WHAT IS BEING ASKED>
Each line below needs to be repeated precisely as it is.

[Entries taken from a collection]
# # # # #
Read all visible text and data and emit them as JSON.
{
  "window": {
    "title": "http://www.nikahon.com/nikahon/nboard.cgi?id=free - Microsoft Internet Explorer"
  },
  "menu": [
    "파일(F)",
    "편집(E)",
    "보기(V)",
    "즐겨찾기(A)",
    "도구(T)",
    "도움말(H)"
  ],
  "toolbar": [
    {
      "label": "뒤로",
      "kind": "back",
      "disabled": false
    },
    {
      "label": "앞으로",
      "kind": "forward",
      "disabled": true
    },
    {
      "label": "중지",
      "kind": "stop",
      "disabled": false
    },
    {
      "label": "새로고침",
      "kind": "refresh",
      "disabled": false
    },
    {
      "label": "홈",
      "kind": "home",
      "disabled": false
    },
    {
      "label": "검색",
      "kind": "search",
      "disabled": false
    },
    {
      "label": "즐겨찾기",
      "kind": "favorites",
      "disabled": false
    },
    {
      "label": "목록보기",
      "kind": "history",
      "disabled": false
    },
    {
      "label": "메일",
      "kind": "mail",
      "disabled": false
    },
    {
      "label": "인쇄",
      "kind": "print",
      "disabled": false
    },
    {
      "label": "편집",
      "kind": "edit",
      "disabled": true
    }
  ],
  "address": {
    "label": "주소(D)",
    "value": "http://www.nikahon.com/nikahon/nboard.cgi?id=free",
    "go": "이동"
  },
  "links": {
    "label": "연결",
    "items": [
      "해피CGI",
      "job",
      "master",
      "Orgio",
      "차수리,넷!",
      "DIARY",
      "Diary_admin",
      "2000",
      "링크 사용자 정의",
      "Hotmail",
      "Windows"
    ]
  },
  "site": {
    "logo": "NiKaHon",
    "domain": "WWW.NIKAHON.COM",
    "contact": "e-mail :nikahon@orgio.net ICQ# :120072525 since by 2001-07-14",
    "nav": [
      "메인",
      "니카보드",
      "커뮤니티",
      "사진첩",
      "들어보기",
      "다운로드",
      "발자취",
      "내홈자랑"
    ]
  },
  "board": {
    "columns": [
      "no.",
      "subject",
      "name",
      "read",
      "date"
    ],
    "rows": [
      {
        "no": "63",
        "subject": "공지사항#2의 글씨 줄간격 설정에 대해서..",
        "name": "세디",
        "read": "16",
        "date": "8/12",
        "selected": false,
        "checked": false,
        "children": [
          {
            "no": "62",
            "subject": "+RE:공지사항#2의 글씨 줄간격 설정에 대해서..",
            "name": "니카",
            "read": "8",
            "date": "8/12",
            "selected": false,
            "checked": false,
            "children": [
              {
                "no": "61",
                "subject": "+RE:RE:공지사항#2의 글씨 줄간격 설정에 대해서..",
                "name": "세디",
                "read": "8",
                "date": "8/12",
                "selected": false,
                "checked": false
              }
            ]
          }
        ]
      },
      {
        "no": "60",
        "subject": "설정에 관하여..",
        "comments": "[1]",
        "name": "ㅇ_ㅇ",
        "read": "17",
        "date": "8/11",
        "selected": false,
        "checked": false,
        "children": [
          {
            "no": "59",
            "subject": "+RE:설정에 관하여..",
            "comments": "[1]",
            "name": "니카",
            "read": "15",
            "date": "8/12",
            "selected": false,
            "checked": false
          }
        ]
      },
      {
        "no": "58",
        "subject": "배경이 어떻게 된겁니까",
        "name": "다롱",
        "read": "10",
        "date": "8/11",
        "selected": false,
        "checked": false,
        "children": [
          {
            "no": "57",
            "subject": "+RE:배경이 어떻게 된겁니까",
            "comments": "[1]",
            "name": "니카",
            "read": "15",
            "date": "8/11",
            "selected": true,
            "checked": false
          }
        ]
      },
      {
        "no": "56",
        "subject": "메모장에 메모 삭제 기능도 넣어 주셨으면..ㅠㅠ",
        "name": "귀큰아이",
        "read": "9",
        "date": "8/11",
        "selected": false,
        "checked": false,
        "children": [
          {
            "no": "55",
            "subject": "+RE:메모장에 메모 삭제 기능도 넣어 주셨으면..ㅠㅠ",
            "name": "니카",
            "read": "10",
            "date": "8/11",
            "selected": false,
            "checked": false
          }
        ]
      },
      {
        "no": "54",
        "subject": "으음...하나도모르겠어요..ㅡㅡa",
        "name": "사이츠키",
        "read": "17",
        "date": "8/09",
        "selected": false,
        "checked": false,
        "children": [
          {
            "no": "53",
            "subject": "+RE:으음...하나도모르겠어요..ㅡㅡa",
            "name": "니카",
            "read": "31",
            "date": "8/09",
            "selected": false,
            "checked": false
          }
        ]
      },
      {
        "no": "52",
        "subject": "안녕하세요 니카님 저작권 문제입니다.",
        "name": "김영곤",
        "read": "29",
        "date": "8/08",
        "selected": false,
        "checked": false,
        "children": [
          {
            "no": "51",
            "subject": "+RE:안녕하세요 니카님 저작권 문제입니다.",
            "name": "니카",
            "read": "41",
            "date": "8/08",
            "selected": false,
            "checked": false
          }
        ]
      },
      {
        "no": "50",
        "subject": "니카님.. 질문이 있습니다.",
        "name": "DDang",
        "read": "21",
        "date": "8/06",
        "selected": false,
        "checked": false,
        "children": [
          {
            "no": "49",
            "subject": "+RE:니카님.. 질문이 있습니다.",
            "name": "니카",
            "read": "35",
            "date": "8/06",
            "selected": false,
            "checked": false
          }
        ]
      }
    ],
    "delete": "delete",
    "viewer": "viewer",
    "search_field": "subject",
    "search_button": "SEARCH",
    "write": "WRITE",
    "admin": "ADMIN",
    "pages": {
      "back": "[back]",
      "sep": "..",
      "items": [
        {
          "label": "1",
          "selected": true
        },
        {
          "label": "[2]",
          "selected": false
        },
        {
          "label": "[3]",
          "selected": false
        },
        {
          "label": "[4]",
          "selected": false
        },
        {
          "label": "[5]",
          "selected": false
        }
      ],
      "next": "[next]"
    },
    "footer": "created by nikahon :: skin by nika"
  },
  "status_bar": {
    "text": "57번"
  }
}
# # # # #
REPLY TO THE EXERCISE>
Read all visible text and data and emit them as JSON.
{
  "window": {
    "title": "http://www.nikahon.com/nikahon/nboard.cgi?id=free - Microsoft Internet Explorer"
  },
  "menu": [
    "파일(F)",
    "편집(E)",
    "보기(V)",
    "즐겨찾기(A)",
    "도구(T)",
    "도움말(H)"
  ],
  "toolbar": [
    {
      "label": "뒤로",
      "kind": "back",
      "disabled": false
    },
    {
      "label": "앞으로",
      "kind": "forward",
      "disabled": true
    },
    {
      "label": "중지",
      "kind": "stop",
      "disabled": false
    },
    {
      "label": "새로고침",
      "kind": "refresh",
      "disabled": false
    },
    {
      "label": "홈",
      "kind": "home",
      "disabled": false
    },
    {
      "label": "검색",
      "kind": "search",
      "disabled": false
    },
    {
      "label": "즐겨찾기",
      "kind": "favorites",
      "disabled": false
    },
    {
      "label": "목록보기",
      "kind": "history",
      "disabled": false
    },
    {
      "label": "메일",
      "kind": "mail",
      "disabled": false
    },
    {
      "label": "인쇄",
      "kind": "print",
      "disabled": false
    },
    {
      "label": "편집",
      "kind": "edit",
      "disabled": true
    }
  ],
  "address": {
    "label": "주소(D)",
    "value": "http://www.nikahon.com/nikahon/nboard.cgi?id=free",
    "go": "이동"
  },
  "links": {
    "label": "연결",
    "items": [
      "해피CGI",
      "job",
      "master",
      "Orgio",
      "차수리,넷!",
      "DIARY",
      "Diary_admin",
      "2000",
      "링크 사용자 정의",
      "Hotmail",
      "Windows"
    ]
  },
  "site": {
    "logo": "NiKaHon",
    "domain": "WWW.NIKAHON.COM",
    "contact": "e-mail :nikahon@orgio.net ICQ# :120072525 since by 2001-07-14",
    "nav": [
      "메인",
      "니카보드",
      "커뮤니티",
      "사진첩",
      "들어보기",
      "다운로드",
      "발자취",
      "내홈자랑"
    ]
  },
  "board": {
    "columns": [
      "no.",
      "subject",
      "name",
      "read",
      "date"
    ],
    "rows": [
      {
        "no": "63",
        "subject": "공지사항#2의 글씨 줄간격 설정에 대해서..",
        "name": "세디",
        "read": "16",
        "date": "8/12",
        "selected": false,
        "checked": false,
        "children": [
          {
            "no": "62",
            "subject": "+RE:공지사항#2의 글씨 줄간격 설정에 대해서..",
            "name": "니카",
            "read": "8",
            "date": "8/12",
            "selected": false,
            "checked": false,
            "children": [
              {
                "no": "61",
                "subject": "+RE:RE:공지사항#2의 글씨 줄간격 설정에 대해서..",
                "name": "세디",
                "read": "8",
                "date": "8/12",
                "selected": false,
                "checked": false
              }
            ]
          }
        ]
      },
      {
        "no": "60",
        "subject": "설정에 관하여..",
        "comments": "[1]",
        "name": "ㅇ_ㅇ",
        "read": "17",
        "date": "8/11",
        "selected": false,
        "checked": false,
        "children": [
          {
            "no": "59",
            "subject": "+RE:설정에 관하여..",
            "comments": "[1]",
            "name": "니카",
            "read": "15",
            "date": "8/12",
            "selected": false,
            "checked": false
          }
        ]
      },
      {
        "no": "58",
        "subject": "배경이 어떻게 된겁니까",
        "name": "다롱",
        "read": "10",
        "date": "8/11",
        "selected": false,
        "checked": false,
        "children": [
          {
            "no": "57",
            "subject": "+RE:배경이 어떻게 된겁니까",
            "comments": "[1]",
            "name": "니카",
            "read": "15",
            "date": "8/11",
            "selected": true,
            "checked": false
          }
        ]
      },
      {
        "no": "56",
        "subject": "메모장에 메모 삭제 기능도 넣어 주셨으면..ㅠㅠ",
        "name": "귀큰아이",
        "read": "9",
        "date": "8/11",
        "selected": false,
        "checked": false,
        "children": [
          {
            "no": "55",
            "subject": "+RE:메모장에 메모 삭제 기능도 넣어 주셨으면..ㅠㅠ",
            "name": "니카",
            "read": "10",
            "date": "8/11",
            "selected": false,
            "checked": false
          }
        ]
      },
      {
        "no": "54",
        "subject": "으음...하나도모르겠어요..ㅡㅡa",
        "name": "사이츠키",
        "read": "17",
        "date": "8/09",
        "selected": false,
        "checked": false,
        "children": [
          {
            "no": "53",
            "subject": "+RE:으음...하나도모르겠어요..ㅡㅡa",
            "name": "니카",
            "read": "31",
            "date": "8/09",
            "selected": false,
            "checked": false
          }
        ]
      },
      {
        "no": "52",
        "subject": "안녕하세요 니카님 저작권 문제입니다.",
        "name": "김영곤",
        "read": "29",
        "date": "8/08",
        "selected": false,
        "checked": false,
        "children": [
          {
            "no": "51",
            "subject": "+RE:안녕하세요 니카님 저작권 문제입니다.",
            "name": "니카",
            "read": "41",
            "date": "8/08",
            "selected": false,
            "checked": false
          }
        ]
      },
      {
        "no": "50",
        "subject": "니카님.. 질문이 있습니다.",
        "name": "DDang",
        "read": "21",
        "date": "8/06",
        "selected": false,
        "checked": false,
        "children": [
          {
            "no": "49",
            "subject": "+RE:니카님.. 질문이 있습니다.",
            "name": "니카",
            "read": "35",
            "date": "8/06",
            "selected": false,
            "checked": false
          }
        ]
      }
    ],
    "delete": "delete",
    "viewer": "viewer",
    "search_field": "subject",
    "search_button": "SEARCH",
    "write": "WRITE",
    "admin": "ADMIN",
    "pages": {
      "back": "[back]",
      "sep": "..",
      "items": [
        {
          "label": "1",
          "selected": true
        },
        {
          "label": "[2]",
          "selected": false
        },
        {
          "label": "[3]",
          "selected": false
        },
        {
          "label": "[4]",
          "selected": false
        },
        {
          "label": "[5]",
          "selected": false
        }
      ],
      "next": "[next]"
    },
    "footer": "created by nikahon :: skin by nika"
  },
  "status_bar": {
    "text": "57번"
  }
}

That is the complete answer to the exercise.